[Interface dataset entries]
+++

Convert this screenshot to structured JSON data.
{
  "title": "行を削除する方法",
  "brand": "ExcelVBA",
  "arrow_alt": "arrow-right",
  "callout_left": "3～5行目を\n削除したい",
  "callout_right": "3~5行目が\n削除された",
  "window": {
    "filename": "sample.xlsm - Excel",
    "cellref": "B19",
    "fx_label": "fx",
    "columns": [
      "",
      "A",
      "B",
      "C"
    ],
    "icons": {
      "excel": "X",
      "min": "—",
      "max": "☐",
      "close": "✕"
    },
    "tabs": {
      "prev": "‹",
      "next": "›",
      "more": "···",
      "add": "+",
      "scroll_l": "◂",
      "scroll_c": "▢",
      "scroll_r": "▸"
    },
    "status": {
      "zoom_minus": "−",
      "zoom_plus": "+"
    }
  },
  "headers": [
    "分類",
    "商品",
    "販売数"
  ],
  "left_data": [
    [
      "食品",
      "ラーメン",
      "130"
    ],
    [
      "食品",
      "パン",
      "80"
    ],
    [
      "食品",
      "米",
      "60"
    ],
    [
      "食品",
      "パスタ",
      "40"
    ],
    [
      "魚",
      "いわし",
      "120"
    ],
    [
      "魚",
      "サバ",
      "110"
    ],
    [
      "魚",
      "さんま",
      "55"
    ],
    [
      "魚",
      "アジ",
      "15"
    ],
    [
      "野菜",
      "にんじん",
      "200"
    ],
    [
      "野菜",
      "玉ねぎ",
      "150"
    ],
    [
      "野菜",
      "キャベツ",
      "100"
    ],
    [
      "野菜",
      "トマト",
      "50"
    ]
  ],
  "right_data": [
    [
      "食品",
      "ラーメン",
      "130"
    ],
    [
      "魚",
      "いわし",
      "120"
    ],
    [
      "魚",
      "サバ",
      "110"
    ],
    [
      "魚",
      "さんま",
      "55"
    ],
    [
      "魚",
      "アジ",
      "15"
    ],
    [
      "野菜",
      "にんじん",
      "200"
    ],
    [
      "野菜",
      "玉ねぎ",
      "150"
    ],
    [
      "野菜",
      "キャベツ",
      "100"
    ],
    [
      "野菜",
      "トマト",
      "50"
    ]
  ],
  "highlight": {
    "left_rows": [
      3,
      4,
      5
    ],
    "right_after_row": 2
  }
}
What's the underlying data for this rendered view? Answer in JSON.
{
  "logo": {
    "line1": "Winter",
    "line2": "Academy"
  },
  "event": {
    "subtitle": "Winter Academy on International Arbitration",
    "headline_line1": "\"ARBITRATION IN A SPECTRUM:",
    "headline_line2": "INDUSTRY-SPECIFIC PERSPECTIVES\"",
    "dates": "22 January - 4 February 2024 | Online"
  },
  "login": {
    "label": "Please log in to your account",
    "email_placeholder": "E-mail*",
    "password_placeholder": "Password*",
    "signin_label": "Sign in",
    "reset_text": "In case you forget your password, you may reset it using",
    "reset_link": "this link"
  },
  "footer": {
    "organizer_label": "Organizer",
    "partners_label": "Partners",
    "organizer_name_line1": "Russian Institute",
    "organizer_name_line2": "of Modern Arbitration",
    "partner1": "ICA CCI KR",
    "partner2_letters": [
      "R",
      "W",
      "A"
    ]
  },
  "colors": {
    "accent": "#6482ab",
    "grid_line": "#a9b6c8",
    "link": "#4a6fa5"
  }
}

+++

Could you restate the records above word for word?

Convert this screenshot to structured JSON data.
{
  "title": "行を削除する方法",
  "brand": "ExcelVBA",
  "arrow_alt": "arrow-right",
  "callout_left": "3～5行目を\n削除したい",
  "callout_right": "3~5行目が\n削除された",
  "window": {
    "filename": "sample.xlsm - Excel",
    "cellref": "B19",
    "fx_label": "fx",
    "columns": [
      "",
      "A",
      "B",
      "C"
    ],
    "icons": {
      "excel": "X",
      "min": "—",
      "max": "☐",
      "close": "✕"
    },
    "tabs": {
      "prev": "‹",
      "next": "›",
      "more": "···",
      "add": "+",
      "scroll_l": "◂",
      "scroll_c": "▢",
      "scroll_r": "▸"
    },
    "status": {
      "zoom_minus": "−",
      "zoom_plus": "+"
    }
  },
  "headers": [
    "分類",
    "商品",
    "販売数"
  ],
  "left_data": [
    [
      "食品",
      "ラーメン",
      "130"
    ],
    [
      "食品",
      "パン",
      "80"
    ],
    [
      "食品",
      "米",
      "60"
    ],
    [
      "食品",
      "パスタ",
      "40"
    ],
    [
      "魚",
      "いわし",
      "120"
    ],
    [
      "魚",
      "サバ",
      "110"
    ],
    [
      "魚",
      "さんま",
      "55"
    ],
    [
      "魚",
      "アジ",
      "15"
    ],
    [
      "野菜",
      "にんじん",
      "200"
    ],
    [
      "野菜",
      "玉ねぎ",
      "150"
    ],
    [
      "野菜",
      "キャベツ",
      "100"
    ],
    [
      "野菜",
      "トマト",
      "50"
    ]
  ],
  "right_data": [
    [
      "食品",
      "ラーメン",
      "130"
    ],
    [
      "魚",
      "いわし",
      "120"
    ],
    [
      "魚",
      "サバ",
      "110"
    ],
    [
      "魚",
      "さんま",
      "55"
    ],
    [
      "魚",
      "アジ",
      "15"
    ],
    [
      "野菜",
      "にんじん",
      "200"
    ],
    [
      "野菜",
      "玉ねぎ",
      "150"
    ],
    [
      "野菜",
      "キャベツ",
      "100"
    ],
    [
      "野菜",
      "トマト",
      "50"
    ]
  ],
  "highlight": {
    "left_rows": [
      3,
      4,
      5
    ],
    "right_after_row": 2
  }
}
What's the underlying data for this rendered view? Answer in JSON.
{
  "logo": {
    "line1": "Winter",
    "line2": "Academy"
  },
  "event": {
    "subtitle": "Winter Academy on International Arbitration",
    "headline_line1": "\"ARBITRATION IN A SPECTRUM:",
    "headline_line2": "INDUSTRY-SPECIFIC PERSPECTIVES\"",
    "dates": "22 January - 4 February 2024 | Online"
  },
  "login": {
    "label": "Please log in to your account",
    "email_placeholder": "E-mail*",
    "password_placeholder": "Password*",
    "signin_label": "Sign in",
    "reset_text": "In case you forget your password, you may reset it using",
    "reset_link": "this link"
  },
  "footer": {
    "organizer_label": "Organizer",
    "partners_label": "Partners",
    "organizer_name_line1": "Russian Institute",
    "organizer_name_line2": "of Modern Arbitration",
    "partner1": "ICA CCI KR",
    "partner2_letters": [
      "R",
      "W",
      "A"
    ]
  },
  "colors": {
    "accent": "#6482ab",
    "grid_line": "#a9b6c8",
    "link": "#4a6fa5"
  }
}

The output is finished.